(Component data from apps and pages)

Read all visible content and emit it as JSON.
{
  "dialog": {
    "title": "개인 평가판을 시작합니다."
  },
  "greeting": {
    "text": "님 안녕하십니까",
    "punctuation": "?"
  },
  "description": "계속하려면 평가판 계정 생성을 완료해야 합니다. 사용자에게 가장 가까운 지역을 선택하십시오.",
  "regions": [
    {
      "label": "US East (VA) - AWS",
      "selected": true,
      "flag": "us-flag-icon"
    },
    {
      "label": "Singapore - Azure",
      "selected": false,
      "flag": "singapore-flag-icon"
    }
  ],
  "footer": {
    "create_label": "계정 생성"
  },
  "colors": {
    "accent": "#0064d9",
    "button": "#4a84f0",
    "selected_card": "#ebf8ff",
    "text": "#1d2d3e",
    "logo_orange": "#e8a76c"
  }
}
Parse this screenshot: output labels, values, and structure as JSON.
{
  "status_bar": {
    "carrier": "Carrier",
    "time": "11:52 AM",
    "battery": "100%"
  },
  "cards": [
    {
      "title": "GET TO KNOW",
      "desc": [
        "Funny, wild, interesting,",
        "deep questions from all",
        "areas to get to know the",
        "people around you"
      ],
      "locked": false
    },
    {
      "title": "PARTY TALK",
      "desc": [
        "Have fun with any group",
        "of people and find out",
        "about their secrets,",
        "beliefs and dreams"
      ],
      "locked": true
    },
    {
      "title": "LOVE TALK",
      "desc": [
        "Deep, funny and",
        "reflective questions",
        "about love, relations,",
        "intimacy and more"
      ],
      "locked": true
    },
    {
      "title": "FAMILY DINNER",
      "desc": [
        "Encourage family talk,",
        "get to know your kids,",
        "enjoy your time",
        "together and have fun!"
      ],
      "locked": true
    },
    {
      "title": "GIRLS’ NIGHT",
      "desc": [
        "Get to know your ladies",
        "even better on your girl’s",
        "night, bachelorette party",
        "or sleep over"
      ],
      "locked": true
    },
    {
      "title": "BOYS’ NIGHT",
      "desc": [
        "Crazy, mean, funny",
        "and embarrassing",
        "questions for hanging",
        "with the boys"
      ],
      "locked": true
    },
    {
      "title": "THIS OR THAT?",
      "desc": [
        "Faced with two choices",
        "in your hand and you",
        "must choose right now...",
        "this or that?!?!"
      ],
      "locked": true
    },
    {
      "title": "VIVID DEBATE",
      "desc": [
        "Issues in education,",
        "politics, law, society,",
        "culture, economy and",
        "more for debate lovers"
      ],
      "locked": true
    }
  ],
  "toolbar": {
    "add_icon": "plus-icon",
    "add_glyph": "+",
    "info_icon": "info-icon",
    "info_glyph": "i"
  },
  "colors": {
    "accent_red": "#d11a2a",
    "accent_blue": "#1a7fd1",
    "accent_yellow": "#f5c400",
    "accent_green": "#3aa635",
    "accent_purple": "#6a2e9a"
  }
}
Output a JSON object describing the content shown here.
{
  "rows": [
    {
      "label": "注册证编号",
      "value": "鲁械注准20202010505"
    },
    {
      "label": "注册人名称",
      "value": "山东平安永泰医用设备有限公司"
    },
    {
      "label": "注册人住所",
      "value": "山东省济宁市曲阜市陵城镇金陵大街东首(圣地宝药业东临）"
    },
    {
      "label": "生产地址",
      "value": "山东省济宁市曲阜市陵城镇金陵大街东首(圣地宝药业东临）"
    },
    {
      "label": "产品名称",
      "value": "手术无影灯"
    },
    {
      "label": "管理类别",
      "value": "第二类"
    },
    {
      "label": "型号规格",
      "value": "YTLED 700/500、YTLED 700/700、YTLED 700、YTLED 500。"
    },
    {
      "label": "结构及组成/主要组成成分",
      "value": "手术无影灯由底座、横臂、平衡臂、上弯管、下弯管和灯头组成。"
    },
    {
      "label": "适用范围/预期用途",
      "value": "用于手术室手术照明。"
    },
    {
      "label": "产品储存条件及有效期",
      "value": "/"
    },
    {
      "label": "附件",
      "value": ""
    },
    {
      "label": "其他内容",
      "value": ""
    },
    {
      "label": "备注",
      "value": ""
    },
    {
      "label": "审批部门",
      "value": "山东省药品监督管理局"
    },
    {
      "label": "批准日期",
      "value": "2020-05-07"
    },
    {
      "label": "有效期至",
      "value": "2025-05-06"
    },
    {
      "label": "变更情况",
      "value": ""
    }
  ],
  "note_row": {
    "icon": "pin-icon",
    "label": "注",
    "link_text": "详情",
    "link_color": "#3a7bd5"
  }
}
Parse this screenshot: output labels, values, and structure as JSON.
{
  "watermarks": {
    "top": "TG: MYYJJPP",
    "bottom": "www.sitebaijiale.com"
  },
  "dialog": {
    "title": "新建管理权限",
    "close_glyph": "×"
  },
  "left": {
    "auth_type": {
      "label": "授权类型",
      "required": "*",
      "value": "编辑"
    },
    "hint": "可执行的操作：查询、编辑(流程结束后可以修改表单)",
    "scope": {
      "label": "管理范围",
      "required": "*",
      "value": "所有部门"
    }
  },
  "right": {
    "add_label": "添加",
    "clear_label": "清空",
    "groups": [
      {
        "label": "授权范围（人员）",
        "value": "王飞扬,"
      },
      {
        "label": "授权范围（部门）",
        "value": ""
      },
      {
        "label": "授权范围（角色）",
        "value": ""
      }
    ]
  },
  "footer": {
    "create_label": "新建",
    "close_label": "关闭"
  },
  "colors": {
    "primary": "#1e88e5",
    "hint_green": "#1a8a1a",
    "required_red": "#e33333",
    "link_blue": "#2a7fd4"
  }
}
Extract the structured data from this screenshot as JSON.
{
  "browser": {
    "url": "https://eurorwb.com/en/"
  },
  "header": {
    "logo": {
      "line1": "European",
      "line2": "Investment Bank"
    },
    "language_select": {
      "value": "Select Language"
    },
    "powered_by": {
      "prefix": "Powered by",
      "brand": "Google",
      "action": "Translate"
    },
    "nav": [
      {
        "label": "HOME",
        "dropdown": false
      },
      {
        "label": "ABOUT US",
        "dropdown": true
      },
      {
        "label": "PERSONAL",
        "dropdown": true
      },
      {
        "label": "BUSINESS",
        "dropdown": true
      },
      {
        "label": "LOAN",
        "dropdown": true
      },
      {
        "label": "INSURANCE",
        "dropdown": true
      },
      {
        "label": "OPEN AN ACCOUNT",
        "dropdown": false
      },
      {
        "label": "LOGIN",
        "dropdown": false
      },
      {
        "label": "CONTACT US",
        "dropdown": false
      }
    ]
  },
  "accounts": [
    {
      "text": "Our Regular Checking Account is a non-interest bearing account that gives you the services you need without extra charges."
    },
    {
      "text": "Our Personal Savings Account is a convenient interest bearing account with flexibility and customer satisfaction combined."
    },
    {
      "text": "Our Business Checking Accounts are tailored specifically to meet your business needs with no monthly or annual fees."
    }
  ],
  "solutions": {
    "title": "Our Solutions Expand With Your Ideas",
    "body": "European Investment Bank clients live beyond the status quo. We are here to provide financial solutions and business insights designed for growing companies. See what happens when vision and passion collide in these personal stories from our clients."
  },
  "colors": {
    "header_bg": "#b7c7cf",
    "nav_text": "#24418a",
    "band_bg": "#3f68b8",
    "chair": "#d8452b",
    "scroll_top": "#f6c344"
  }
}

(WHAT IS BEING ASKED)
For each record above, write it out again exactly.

(ANSWER TO THE EXERCISE)
Read all visible content and emit it as JSON.
{
  "dialog": {
    "title": "개인 평가판을 시작합니다."
  },
  "greeting": {
    "text": "님 안녕하십니까",
    "punctuation": "?"
  },
  "description": "계속하려면 평가판 계정 생성을 완료해야 합니다. 사용자에게 가장 가까운 지역을 선택하십시오.",
  "regions": [
    {
      "label": "US East (VA) - AWS",
      "selected": true,
      "flag": "us-flag-icon"
    },
    {
      "label": "Singapore - Azure",
      "selected": false,
      "flag": "singapore-flag-icon"
    }
  ],
  "footer": {
    "create_label": "계정 생성"
  },
  "colors": {
    "accent": "#0064d9",
    "button": "#4a84f0",
    "selected_card": "#ebf8ff",
    "text": "#1d2d3e",
    "logo_orange": "#e8a76c"
  }
}
Parse this screenshot: output labels, values, and structure as JSON.
{
  "status_bar": {
    "carrier": "Carrier",
    "time": "11:52 AM",
    "battery": "100%"
  },
  "cards": [
    {
      "title": "GET TO KNOW",
      "desc": [
        "Funny, wild, interesting,",
        "deep questions from all",
        "areas to get to know the",
        "people around you"
      ],
      "locked": false
    },
    {
      "title": "PARTY TALK",
      "desc": [
        "Have fun with any group",
        "of people and find out",
        "about their secrets,",
        "beliefs and dreams"
      ],
      "locked": true
    },
    {
      "title": "LOVE TALK",
      "desc": [
        "Deep, funny and",
        "reflective questions",
        "about love, relations,",
        "intimacy and more"
      ],
      "locked": true
    },
    {
      "title": "FAMILY DINNER",
      "desc": [
        "Encourage family talk,",
        "get to know your kids,",
        "enjoy your time",
        "together and have fun!"
      ],
      "locked": true
    },
    {
      "title": "GIRLS’ NIGHT",
      "desc": [
        "Get to know your ladies",
        "even better on your girl’s",
        "night, bachelorette party",
        "or sleep over"
      ],
      "locked": true
    },
    {
      "title": "BOYS’ NIGHT",
      "desc": [
        "Crazy, mean, funny",
        "and embarrassing",
        "questions for hanging",
        "with the boys"
      ],
      "locked": true
    },
    {
      "title": "THIS OR THAT?",
      "desc": [
        "Faced with two choices",
        "in your hand and you",
        "must choose right now...",
        "this or that?!?!"
      ],
      "locked": true
    },
    {
      "title": "VIVID DEBATE",
      "desc": [
        "Issues in education,",
        "politics, law, society,",
        "culture, economy and",
        "more for debate lovers"
      ],
      "locked": true
    }
  ],
  "toolbar": {
    "add_icon": "plus-icon",
    "add_glyph": "+",
    "info_icon": "info-icon",
    "info_glyph": "i"
  },
  "colors": {
    "accent_red": "#d11a2a",
    "accent_blue": "#1a7fd1",
    "accent_yellow": "#f5c400",
    "accent_green": "#3aa635",
    "accent_purple": "#6a2e9a"
  }
}
Output a JSON object describing the content shown here.
{
  "rows": [
    {
      "label": "注册证编号",
      "value": "鲁械注准20202010505"
    },
    {
      "label": "注册人名称",
      "value": "山东平安永泰医用设备有限公司"
    },
    {
      "label": "注册人住所",
      "value": "山东省济宁市曲阜市陵城镇金陵大街东首(圣地宝药业东临）"
    },
    {
      "label": "生产地址",
      "value": "山东省济宁市曲阜市陵城镇金陵大街东首(圣地宝药业东临）"
    },
    {
      "label": "产品名称",
      "value": "手术无影灯"
    },
    {
      "label": "管理类别",
      "value": "第二类"
    },
    {
      "label": "型号规格",
      "value": "YTLED 700/500、YTLED 700/700、YTLED 700、YTLED 500。"
    },
    {
      "label": "结构及组成/主要组成成分",
      "value": "手术无影灯由底座、横臂、平衡臂、上弯管、下弯管和灯头组成。"
    },
    {
      "label": "适用范围/预期用途",
      "value": "用于手术室手术照明。"
    },
    {
      "label": "产品储存条件及有效期",
      "value": "/"
    },
    {
      "label": "附件",
      "value": ""
    },
    {
      "label": "其他内容",
      "value": ""
    },
    {
      "label": "备注",
      "value": ""
    },
    {
      "label": "审批部门",
      "value": "山东省药品监督管理局"
    },
    {
      "label": "批准日期",
      "value": "2020-05-07"
    },
    {
      "label": "有效期至",
      "value": "2025-05-06"
    },
    {
      "label": "变更情况",
      "value": ""
    }
  ],
  "note_row": {
    "icon": "pin-icon",
    "label": "注",
    "link_text": "详情",
    "link_color": "#3a7bd5"
  }
}
Parse this screenshot: output labels, values, and structure as JSON.
{
  "watermarks": {
    "top": "TG: MYYJJPP",
    "bottom": "www.sitebaijiale.com"
  },
  "dialog": {
    "title": "新建管理权限",
    "close_glyph": "×"
  },
  "left": {
    "auth_type": {
      "label": "授权类型",
      "required": "*",
      "value": "编辑"
    },
    "hint": "可执行的操作：查询、编辑(流程结束后可以修改表单)",
    "scope": {
      "label": "管理范围",
      "required": "*",
      "value": "所有部门"
    }
  },
  "right": {
    "add_label": "添加",
    "clear_label": "清空",
    "groups": [
      {
        "label": "授权范围（人员）",
        "value": "王飞扬,"
      },
      {
        "label": "授权范围（部门）",
        "value": ""
      },
      {
        "label": "授权范围（角色）",
        "value": ""
      }
    ]
  },
  "footer": {
    "create_label": "新建",
    "close_label": "关闭"
  },
  "colors": {
    "primary": "#1e88e5",
    "hint_green": "#1a8a1a",
    "required_red": "#e33333",
    "link_blue": "#2a7fd4"
  }
}
Extract the structured data from this screenshot as JSON.
{
  "browser": {
    "url": "https://eurorwb.com/en/"
  },
  "header": {
    "logo": {
      "line1": "European",
      "line2": "Investment Bank"
    },
    "language_select": {
      "value": "Select Language"
    },
    "powered_by": {
      "prefix": "Powered by",
      "brand": "Google",
      "action": "Translate"
    },
    "nav": [
      {
        "label": "HOME",
        "dropdown": false
      },
      {
        "label": "ABOUT US",
        "dropdown": true
      },
      {
        "label": "PERSONAL",
        "dropdown": true
      },
      {
        "label": "BUSINESS",
        "dropdown": true
      },
      {
        "label": "LOAN",
        "dropdown": true
      },
      {
        "label": "INSURANCE",
        "dropdown": true
      },
      {
        "label": "OPEN AN ACCOUNT",
        "dropdown": false
      },
      {
        "label": "LOGIN",
        "dropdown": false
      },
      {
        "label": "CONTACT US",
        "dropdown": false
      }
    ]
  },
  "accounts": [
    {
      "text": "Our Regular Checking Account is a non-interest bearing account that gives you the services you need without extra charges."
    },
    {
      "text": "Our Personal Savings Account is a convenient interest bearing account with flexibility and customer satisfaction combined."
    },
    {
      "text": "Our Business Checking Accounts are tailored specifically to meet your business needs with no monthly or annual fees."
    }
  ],
  "solutions": {
    "title": "Our Solutions Expand With Your Ideas",
    "body": "European Investment Bank clients live beyond the status quo. We are here to provide financial solutions and business insights designed for growing companies. See what happens when vision and passion collide in these personal stories from our clients."
  },
  "colors": {
    "header_bg": "#b7c7cf",
    "nav_text": "#24418a",
    "band_bg": "#3f68b8",
    "chair": "#d8452b",
    "scroll_top": "#f6c344"
  }
}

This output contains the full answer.